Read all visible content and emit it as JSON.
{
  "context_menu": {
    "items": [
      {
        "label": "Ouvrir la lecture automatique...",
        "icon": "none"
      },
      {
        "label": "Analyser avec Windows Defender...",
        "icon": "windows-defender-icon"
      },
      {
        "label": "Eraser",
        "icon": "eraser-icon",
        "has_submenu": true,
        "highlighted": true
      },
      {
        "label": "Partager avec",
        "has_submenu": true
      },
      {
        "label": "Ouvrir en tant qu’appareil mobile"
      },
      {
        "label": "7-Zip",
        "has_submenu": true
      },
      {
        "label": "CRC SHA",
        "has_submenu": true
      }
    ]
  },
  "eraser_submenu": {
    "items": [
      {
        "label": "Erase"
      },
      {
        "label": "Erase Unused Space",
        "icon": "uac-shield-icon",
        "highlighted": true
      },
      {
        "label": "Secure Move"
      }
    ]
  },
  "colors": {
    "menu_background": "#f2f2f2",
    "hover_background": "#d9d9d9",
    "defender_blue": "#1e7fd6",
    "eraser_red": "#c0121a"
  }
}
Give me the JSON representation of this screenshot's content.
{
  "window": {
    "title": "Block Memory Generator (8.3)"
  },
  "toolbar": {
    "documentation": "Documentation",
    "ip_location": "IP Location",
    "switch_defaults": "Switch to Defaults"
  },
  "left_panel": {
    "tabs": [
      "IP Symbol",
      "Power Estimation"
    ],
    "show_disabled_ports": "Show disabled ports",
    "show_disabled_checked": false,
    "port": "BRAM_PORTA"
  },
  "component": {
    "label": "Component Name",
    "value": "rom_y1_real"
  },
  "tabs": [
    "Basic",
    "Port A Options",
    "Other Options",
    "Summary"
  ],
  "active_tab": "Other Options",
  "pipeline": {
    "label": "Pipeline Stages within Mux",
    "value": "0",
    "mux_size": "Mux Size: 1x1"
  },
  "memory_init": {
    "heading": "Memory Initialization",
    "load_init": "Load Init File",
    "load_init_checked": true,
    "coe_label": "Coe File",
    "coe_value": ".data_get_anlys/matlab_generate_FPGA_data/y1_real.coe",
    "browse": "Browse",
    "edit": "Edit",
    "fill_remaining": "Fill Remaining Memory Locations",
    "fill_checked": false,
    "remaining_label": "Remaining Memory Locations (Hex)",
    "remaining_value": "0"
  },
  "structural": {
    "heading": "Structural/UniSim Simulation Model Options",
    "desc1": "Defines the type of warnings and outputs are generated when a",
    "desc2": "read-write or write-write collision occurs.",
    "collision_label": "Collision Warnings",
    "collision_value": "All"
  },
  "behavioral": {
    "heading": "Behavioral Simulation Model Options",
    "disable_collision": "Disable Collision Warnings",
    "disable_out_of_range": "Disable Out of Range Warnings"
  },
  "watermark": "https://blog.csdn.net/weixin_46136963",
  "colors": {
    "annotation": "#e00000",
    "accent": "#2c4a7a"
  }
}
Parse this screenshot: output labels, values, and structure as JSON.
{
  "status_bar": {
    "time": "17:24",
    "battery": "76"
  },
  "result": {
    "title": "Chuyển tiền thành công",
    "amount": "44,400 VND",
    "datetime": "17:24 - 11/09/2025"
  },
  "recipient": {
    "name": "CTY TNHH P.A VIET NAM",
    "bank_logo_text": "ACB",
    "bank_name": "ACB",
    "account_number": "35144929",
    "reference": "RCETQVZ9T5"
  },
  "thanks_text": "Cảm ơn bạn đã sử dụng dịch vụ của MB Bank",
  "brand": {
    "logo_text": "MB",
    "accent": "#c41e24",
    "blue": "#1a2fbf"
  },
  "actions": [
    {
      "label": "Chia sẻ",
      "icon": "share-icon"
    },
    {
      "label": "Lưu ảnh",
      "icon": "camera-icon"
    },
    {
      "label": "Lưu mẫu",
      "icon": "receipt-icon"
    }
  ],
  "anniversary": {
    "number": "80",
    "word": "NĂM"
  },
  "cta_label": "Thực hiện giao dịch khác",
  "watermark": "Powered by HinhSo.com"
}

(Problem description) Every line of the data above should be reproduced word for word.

(Solution to the exercise)
Read all visible content and emit it as JSON.
{
  "context_menu": {
    "items": [
      {
        "label": "Ouvrir la lecture automatique...",
        "icon": "none"
      },
      {
        "label": "Analyser avec Windows Defender...",
        "icon": "windows-defender-icon"
      },
      {
        "label": "Eraser",
        "icon": "eraser-icon",
        "has_submenu": true,
        "highlighted": true
      },
      {
        "label": "Partager avec",
        "has_submenu": true
      },
      {
        "label": "Ouvrir en tant qu’appareil mobile"
      },
      {
        "label": "7-Zip",
        "has_submenu": true
      },
      {
        "label": "CRC SHA",
        "has_submenu": true
      }
    ]
  },
  "eraser_submenu": {
    "items": [
      {
        "label": "Erase"
      },
      {
        "label": "Erase Unused Space",
        "icon": "uac-shield-icon",
        "highlighted": true
      },
      {
        "label": "Secure Move"
      }
    ]
  },
  "colors": {
    "menu_background": "#f2f2f2",
    "hover_background": "#d9d9d9",
    "defender_blue": "#1e7fd6",
    "eraser_red": "#c0121a"
  }
}
Give me the JSON representation of this screenshot's content.
{
  "window": {
    "title": "Block Memory Generator (8.3)"
  },
  "toolbar": {
    "documentation": "Documentation",
    "ip_location": "IP Location",
    "switch_defaults": "Switch to Defaults"
  },
  "left_panel": {
    "tabs": [
      "IP Symbol",
      "Power Estimation"
    ],
    "show_disabled_ports": "Show disabled ports",
    "show_disabled_checked": false,
    "port": "BRAM_PORTA"
  },
  "component": {
    "label": "Component Name",
    "value": "rom_y1_real"
  },
  "tabs": [
    "Basic",
    "Port A Options",
    "Other Options",
    "Summary"
  ],
  "active_tab": "Other Options",
  "pipeline": {
    "label": "Pipeline Stages within Mux",
    "value": "0",
    "mux_size": "Mux Size: 1x1"
  },
  "memory_init": {
    "heading": "Memory Initialization",
    "load_init": "Load Init File",
    "load_init_checked": true,
    "coe_label": "Coe File",
    "coe_value": ".data_get_anlys/matlab_generate_FPGA_data/y1_real.coe",
    "browse": "Browse",
    "edit": "Edit",
    "fill_remaining": "Fill Remaining Memory Locations",
    "fill_checked": false,
    "remaining_label": "Remaining Memory Locations (Hex)",
    "remaining_value": "0"
  },
  "structural": {
    "heading": "Structural/UniSim Simulation Model Options",
    "desc1": "Defines the type of warnings and outputs are generated when a",
    "desc2": "read-write or write-write collision occurs.",
    "collision_label": "Collision Warnings",
    "collision_value": "All"
  },
  "behavioral": {
    "heading": "Behavioral Simulation Model Options",
    "disable_collision": "Disable Collision Warnings",
    "disable_out_of_range": "Disable Out of Range Warnings"
  },
  "watermark": "https://blog.csdn.net/weixin_46136963",
  "colors": {
    "annotation": "#e00000",
    "accent": "#2c4a7a"
  }
}
Parse this screenshot: output labels, values, and structure as JSON.
{
  "status_bar": {
    "time": "17:24",
    "battery": "76"
  },
  "result": {
    "title": "Chuyển tiền thành công",
    "amount": "44,400 VND",
    "datetime": "17:24 - 11/09/2025"
  },
  "recipient": {
    "name": "CTY TNHH P.A VIET NAM",
    "bank_logo_text": "ACB",
    "bank_name": "ACB",
    "account_number": "35144929",
    "reference": "RCETQVZ9T5"
  },
  "thanks_text": "Cảm ơn bạn đã sử dụng dịch vụ của MB Bank",
  "brand": {
    "logo_text": "MB",
    "accent": "#c41e24",
    "blue": "#1a2fbf"
  },
  "actions": [
    {
      "label": "Chia sẻ",
      "icon": "share-icon"
    },
    {
      "label": "Lưu ảnh",
      "icon": "camera-icon"
    },
    {
      "label": "Lưu mẫu",
      "icon": "receipt-icon"
    }
  ],
  "anniversary": {
    "number": "80",
    "word": "NĂM"
  },
  "cta_label": "Thực hiện giao dịch khác",
  "watermark": "Powered by HinhSo.com"
}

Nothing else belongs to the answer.